If there were any doubts the House would pass the revised $700 billion bailout package, they were quickly resolved when the unemployment figures for September came out in advance of the vote.

The rate was unchanged at 6.1 percent but that masked the real damage to the economy — a loss of 159,000 jobs last month, the most in five years and far more than analysts expected. It was the ninth straight month that the economy shed jobs, bringing the total for the year to 760,000, a number the Associated Press called "staggering."

The White House is usually quick to try to put a positive spin on economic news but this time it limited itself to a fact sheet listing the reasons the House should pass the bailout package, which the House quickly did even though it was in large measure basically the one the lawmakers had rejected Monday.

The bailout was poorly explained to the public and easily demagogued as a taxpayer-financed rescue of Wall Street fat cats done in by their own greed. The lawmakers, especially the 133 Republicans who provided the margin of defeat, were quickly chastened by a record plunge in the stock market and the evaporation of over a trillion in paper wealth.

And their constituents also came to see the connection between the bailout and their own ability to get loans for homes, college tuition, cars, small businesses and consumer purchases. The bailout that had gone down, 208 to 225, passed easily, 263 to 171.
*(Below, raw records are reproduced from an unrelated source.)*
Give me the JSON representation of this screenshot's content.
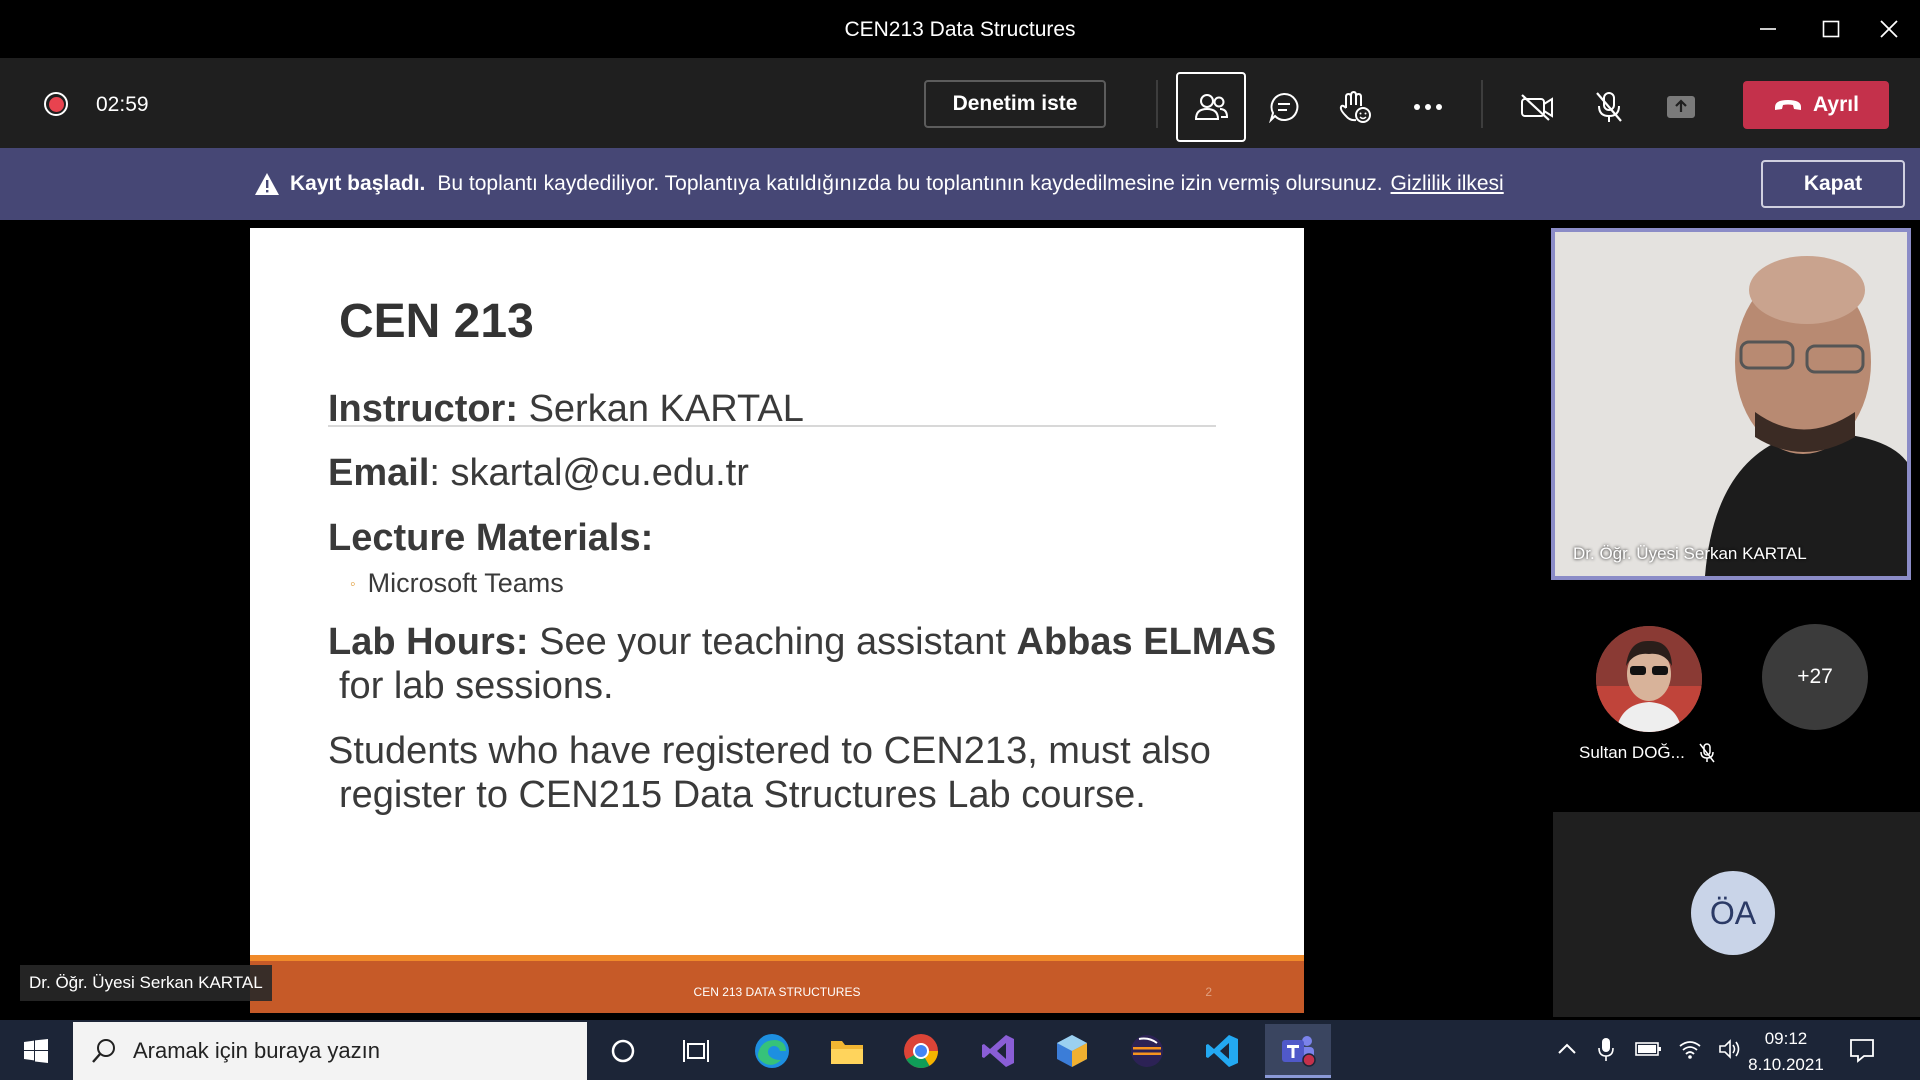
{
  "window": {
    "title": "CEN213 Data Structures"
  },
  "toolbar": {
    "timer": "02:59",
    "request_control_label": "Denetim iste",
    "leave_label": "Ayrıl"
  },
  "banner": {
    "bold": "Kayıt başladı.",
    "message": "Bu toplantı kaydediliyor. Toplantıya katıldığınızda bu toplantının kaydedilmesine izin vermiş olursunuz.",
    "link": "Gizlilik ilkesi",
    "close_label": "Kapat"
  },
  "slide": {
    "title": "CEN 213",
    "instructor_label": "Instructor:",
    "instructor_value": "Serkan KARTAL",
    "email_label": "Email",
    "email_value": ": skartal@cu.edu.tr",
    "materials_label": "Lecture Materials:",
    "materials_bullet": "Microsoft Teams",
    "lab_label": "Lab Hours:",
    "lab_text": "See your teaching assistant",
    "lab_ta": "Abbas ELMAS",
    "lab_text2": "for lab sessions.",
    "note_line1": "Students who have registered to CEN213, must also",
    "note_line2": "register to CEN215 Data Structures Lab course.",
    "footer": "CEN 213 DATA STRUCTURES",
    "page_number": "2"
  },
  "presenter_name": "Dr. Öğr. Üyesi Serkan KARTAL",
  "participants": {
    "video_name": "Dr. Öğr. Üyesi Serkan KARTAL",
    "attendee_name": "Sultan DOĞ...",
    "more_count": "+27",
    "initials": "ÖA"
  },
  "taskbar": {
    "search_placeholder": "Aramak için buraya yazın",
    "time": "09:12",
    "date": "8.10.2021"
  },
  "colors": {
    "leave": "#c4314b",
    "banner": "#464775",
    "active_tile_border": "#8b8cc7",
    "slide_footer": "#c65a28"
  }
}
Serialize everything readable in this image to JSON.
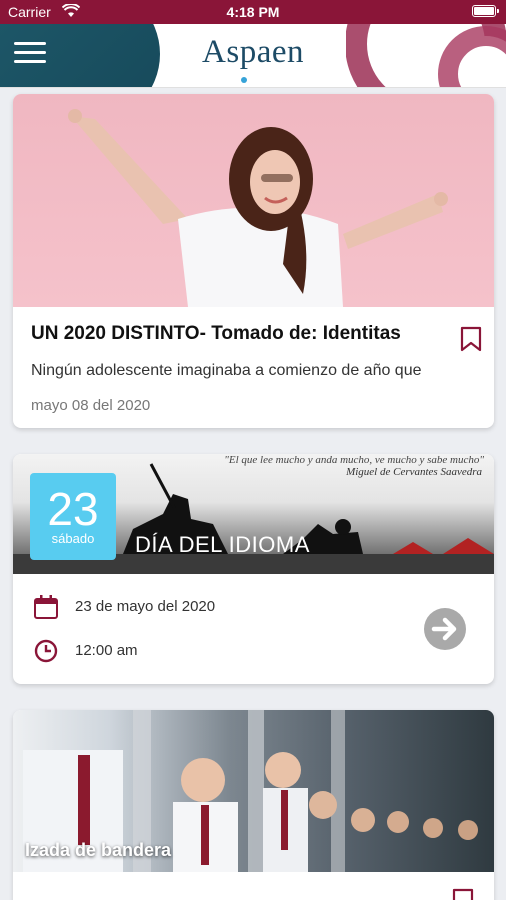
{
  "status_bar": {
    "carrier": "Carrier",
    "time": "4:18 PM"
  },
  "header": {
    "logo_text": "Aspaen"
  },
  "news_card": {
    "title": "UN 2020 DISTINTO- Tomado de: Identitas",
    "description": "Ningún adolescente imaginaba a comienzo de año que",
    "date": "mayo 08 del 2020"
  },
  "event_card": {
    "quote": "\"El que lee mucho y anda mucho, ve mucho y sabe mucho\"",
    "quote_author": "Miguel de Cervantes Saavedra",
    "badge_day": "23",
    "badge_weekday": "sábado",
    "title": "DÍA DEL IDIOMA",
    "date": "23 de mayo del 2020",
    "time": "12:00 am"
  },
  "photo_card": {
    "label": "Izada de bandera"
  },
  "colors": {
    "brand": "#8a1538",
    "teal": "#1f5a6b",
    "badge": "#58ccf0"
  }
}
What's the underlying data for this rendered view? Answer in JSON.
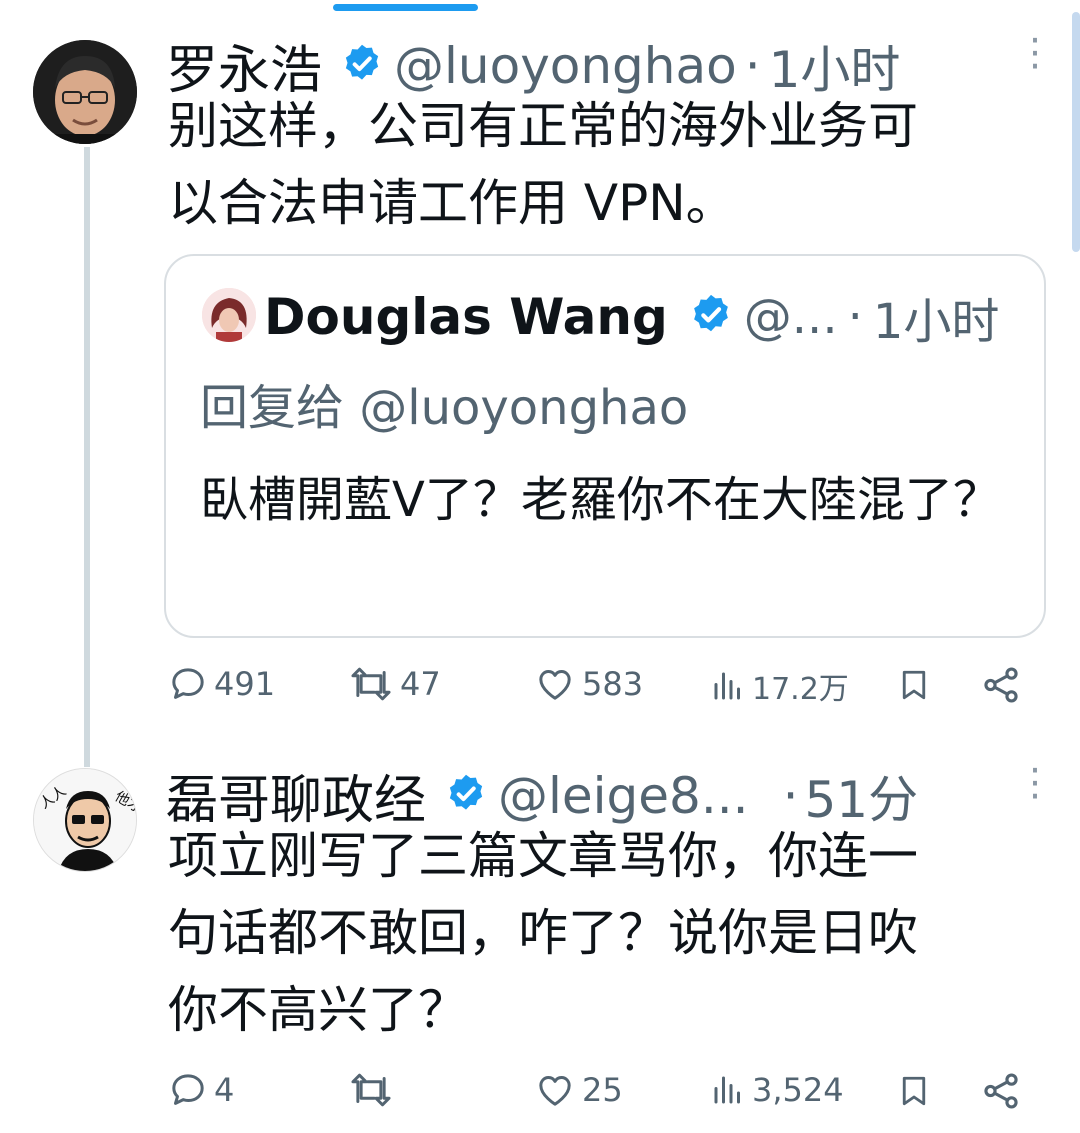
{
  "tweet1": {
    "name": "罗永浩",
    "handle": "@luoyonghao",
    "separator": "·",
    "time": "1小时",
    "text": "别这样，公司有正常的海外业务可\n以合法申请工作用 VPN。",
    "quote": {
      "name": "Douglas Wang",
      "handle": "@...",
      "separator": "·",
      "time": "1小时",
      "reply_to": "回复给 @luoyonghao",
      "text": "臥槽開藍V了？老羅你不在大陸混了？"
    },
    "actions": {
      "replies": "491",
      "retweets": "47",
      "likes": "583",
      "views": "17.2万"
    }
  },
  "tweet2": {
    "name": "磊哥聊政经",
    "handle": "@leige8...",
    "separator": "·",
    "time": "51分",
    "text": "项立刚写了三篇文章骂你，你连一\n句话都不敢回，咋了？说你是日吹\n你不高兴了？",
    "actions": {
      "replies": "4",
      "retweets": "",
      "likes": "25",
      "views": "3,524"
    }
  },
  "colors": {
    "accent": "#1d9bf0",
    "muted": "#536471",
    "text": "#0f1419",
    "border": "#cfd9de"
  },
  "icons": [
    "verified-badge-icon",
    "more-icon",
    "reply-icon",
    "retweet-icon",
    "like-icon",
    "views-icon",
    "bookmark-icon",
    "share-icon"
  ]
}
President Bush made a brief appearance to say he would sign quickly the bill. But it is already late in the game. If the country is not already in a recession, it certainly seems headed there. Some economists see unemployment at 7 percent or above deep into next year, and if the bailout doesn’t work the government has little left in its arsenal.

These are the last unemployment figures before the November elections, and they underscore the fact that the presidential campaign is now down to almost a single issue — the economy.